The teenage world is a shocking place which parents should sometimes steer well clear of - particularly the 44 per cent of parents who hack into their child's Facebook page, an internet safety expert says.

An international study has found almost half of New Zealand mothers are accessing their teenager's Facebook account without their consent.

The AVG study, which surveyed 4,400 parents of children between the age of 14 and 17 from 11 countries, including New Zealand, found 44 per cent - of which, most were mothers - said they had accessed their child's Facebook account.

This was done either by knowing or guessing their child's password or because the page was already logged in, AVG spokesman Michael McKinnon said.


Many parents were tapping into their teenager's account to protect them, often saying they were concerned about how their Facebook pages would impact future employment.

"It brings up trust issues, which have probably existed between parents and children for years anyway.

"Parents want to be involved in what their children are up to because they love them and want to protect them,'' he said.

But NetSafe executive director Martin Cocker warned that the world parents stepped into online might shock them.

"We find when parents do venture into the teenage world they read a whole lot of stuff which shocks them, which in the context of the teenage world, isn't shocking.

"So sometimes you're best to just stay out and look for more important symptoms of whether your child is happy and comfortable, not to go in and see what they're saying to others online.''

He did point out parents had the right to check their children's Facebook though.

"I don't think that parents would have been outside of their rights as a parent ... it's in an interesting legal space as to how much privacy any individual should have from another individual ... the child/parent relationship tends to be exempted from those privacy arguments.''

The problem was that if parents did find something on their child's page which they were unhappy with, they would then have to admit they had snooped, breaking any trust, Mr Cocker said. editor Rochelle Gribble said it was easy for teenagers to get themselves into trouble, and checking on children's internet use was a responsible parent thing to do.

"They probably won't like that, but like everything, we actually have the right to put some parameters around the things they do.''

She admitted that - while her children were aged only one and three at the moment - she intended to snoop on their internet activities when they were older.

But she added, it was an issue that should be discussed with children from a young age.

"I guess it's like the whole sex talk kind of thing - you don't actually want to be talking about it for the first time if you suspect that your child might be doing the naughty, you want to start talking about it when they understand what you're talking about, and so you plant those seeds about it before it's actually a reality for them,'' Ms Gribble said.

The AVG study also found 26 per cent of parents had seen explicit or abusive messages on their teenager's social network profile.
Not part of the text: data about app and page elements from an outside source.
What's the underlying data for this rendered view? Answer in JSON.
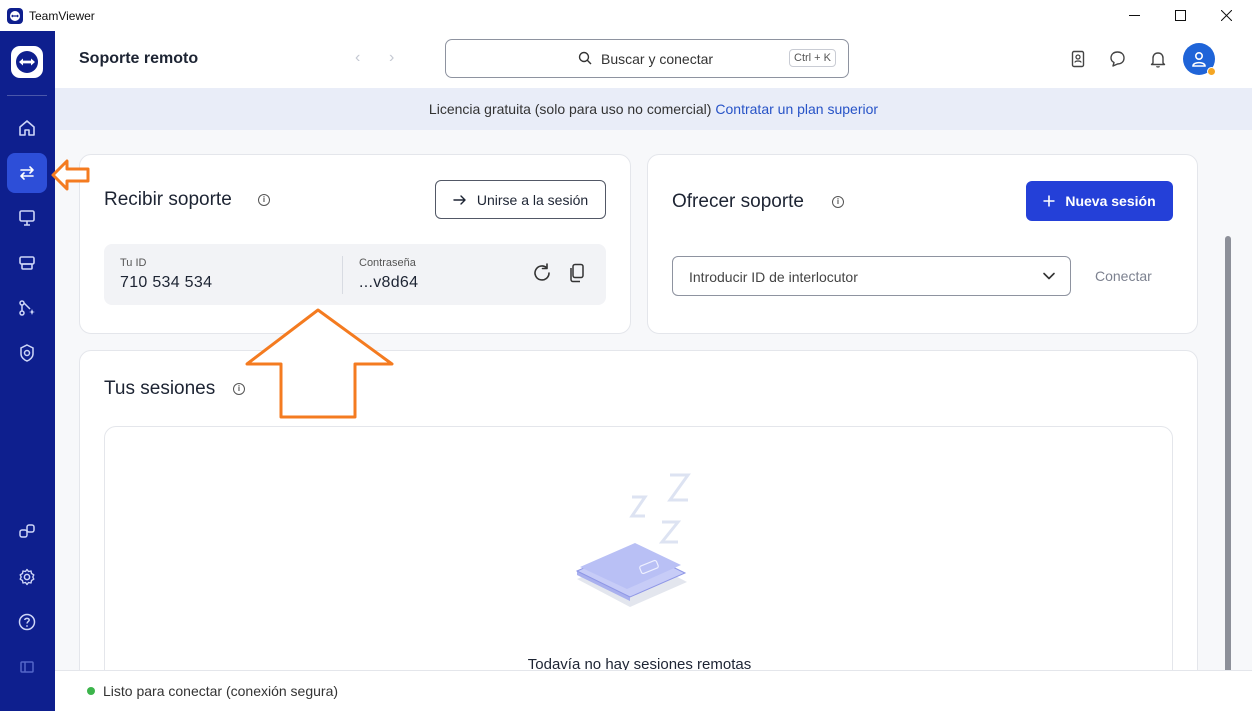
{
  "window": {
    "title": "TeamViewer"
  },
  "header": {
    "page_title": "Soporte remoto",
    "search_text": "Buscar y conectar",
    "search_shortcut": "Ctrl + K"
  },
  "license": {
    "text": "Licencia gratuita (solo para uso no comercial)",
    "link": "Contratar un plan superior"
  },
  "receive": {
    "title": "Recibir soporte",
    "join_button": "Unirse a la sesión",
    "id_label": "Tu ID",
    "id_value": "710 534 534",
    "password_label": "Contraseña",
    "password_value": "...v8d64"
  },
  "offer": {
    "title": "Ofrecer soporte",
    "new_session_button": "Nueva sesión",
    "partner_placeholder": "Introducir ID de interlocutor",
    "connect_button": "Conectar"
  },
  "sessions": {
    "title": "Tus sesiones",
    "empty_text": "Todavía no hay sesiones remotas"
  },
  "status": {
    "text": "Listo para conectar (conexión segura)"
  },
  "colors": {
    "nav_bg": "#0e1f8e",
    "nav_active": "#2d4ed8",
    "primary": "#2440d8",
    "annotation": "#f47b20"
  }
}
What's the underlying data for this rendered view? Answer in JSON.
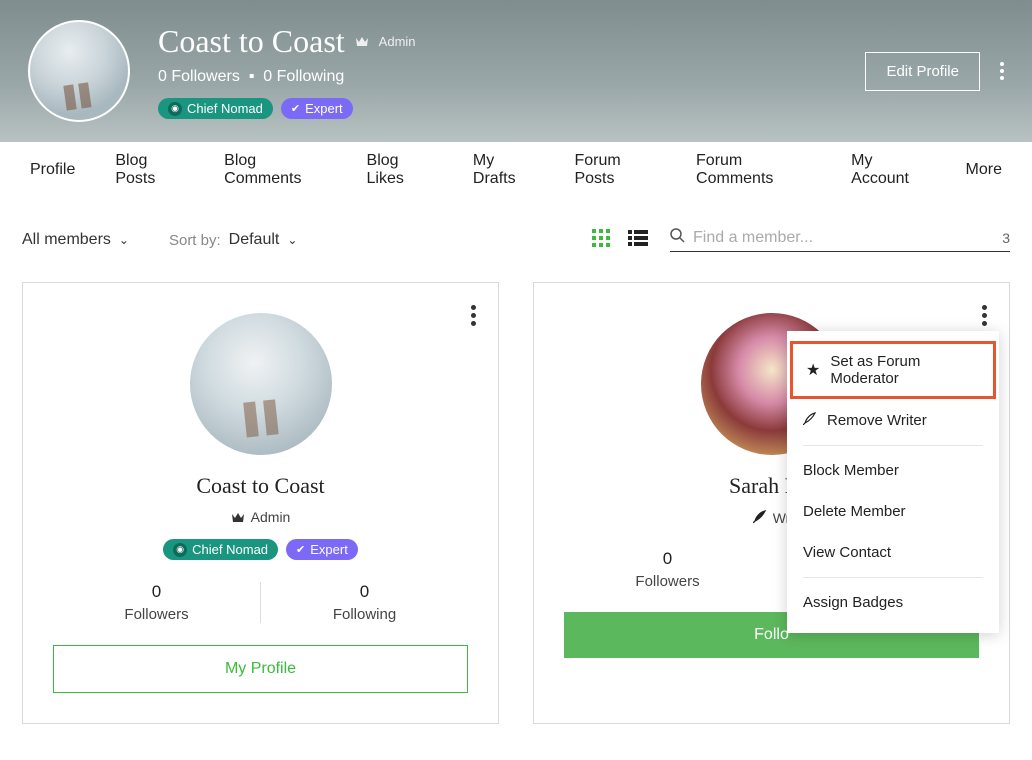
{
  "header": {
    "title": "Coast to Coast",
    "role": "Admin",
    "followers_count": "0",
    "followers_label": "Followers",
    "following_count": "0",
    "following_label": "Following",
    "badges": {
      "nomad": "Chief Nomad",
      "expert": "Expert"
    },
    "edit_profile": "Edit Profile"
  },
  "tabs": {
    "profile": "Profile",
    "blog_posts": "Blog Posts",
    "blog_comments": "Blog Comments",
    "blog_likes": "Blog Likes",
    "my_drafts": "My Drafts",
    "forum_posts": "Forum Posts",
    "forum_comments": "Forum Comments",
    "my_account": "My Account",
    "more": "More"
  },
  "controls": {
    "filter": "All members",
    "sortby_label": "Sort by:",
    "sortby_value": "Default",
    "search_placeholder": "Find a member...",
    "result_count": "3"
  },
  "cards": [
    {
      "name": "Coast to Coast",
      "role": "Admin",
      "badges": {
        "nomad": "Chief Nomad",
        "expert": "Expert"
      },
      "followers_num": "0",
      "followers_label": "Followers",
      "following_num": "0",
      "following_label": "Following",
      "button": "My Profile"
    },
    {
      "name": "Sarah Fre",
      "role": "Wr",
      "followers_num": "0",
      "followers_label": "Followers",
      "button": "Follo"
    }
  ],
  "menu": {
    "set_moderator": "Set as Forum Moderator",
    "remove_writer": "Remove Writer",
    "block_member": "Block Member",
    "delete_member": "Delete Member",
    "view_contact": "View Contact",
    "assign_badges": "Assign Badges"
  }
}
Of the New Zealand parents surveyed 17 per cent suspected their child was "sexting'' - a figure which Mr Cocker said "83 per cent of New Zealand parents need to wake up [to]''.

Twenty-seven per cent of New Zealand parents suspected their teenager of illegally downloading music.

Over half of New Zealand parents (60 per cent) were connected with their teenagers on Facebook.

An Auckland mother of a 16-year-old said she did not have a problem with keeping an eye on what her son was doing or saying on Facebook.

"I think of it like this, employers can potentially see anything your kid writes. At 16 they're usually too stupid to think about that. Even if their Facebook walls are private, they are often friends with adults who might be friends with the employer. It's up to me to say to my son `Hey do you really think you should be making jokes about people or trolling like that?'

"Sometimes he has a rethink, other times he says `I'm gonna cut you off as a friend'.

"I say `Good luck getting your own internet access then' - he hasn't done it yet.''

The boy's grandmother was on Facebook too, so the mother did not want her to be too shocked by what he was saying.

"I don't interfere or comment on stuff that is just usual boy bravado and crassness, that's just how boys are and if he wasn't writing it he would be saying it.

"But I do draw the line at any comments that might be perceived as potential bullying. The problem comes when he answers with `Na you don't understand, that's just how me and so and so are and talk to each other'. There's no way of knowing if that's true so you just have to trust that it is.''

The thing that annoyed him most was if she occasionally wrote something funny as a comment on his status update and it got more likes than his status update.

Plenty of Facebook users today took to the website to discuss whether they thought it was appropriate to access other people's Facebook accounts.

MizLiz Takamore said: "Check their pages regularly I say ... Kids are only entitled to privacy rights when they are earning for themselves and living under their own roof. While they're still minors I and the rest of our whanau are responsible for them ...''

Rob Hawker was succinct in his message: "Below 16 absolutely. Above 16 only with their permission.''

Dave Roberts: "Of course it's OK. Teenagers have no sense of responsibility with social networking, no sense of holding back. They need to be carefully monitored until they can be trusted to act responsibly ... These is a new phenomenon that even adults are not sure how to use properly _ how can we then expect our children to do the same?''

Helen Wood added: "It's rather tragic that anyone would need to betray their child's trust like that. If you're a good parent, you don't need to be sneaky, just try talking to your kids.'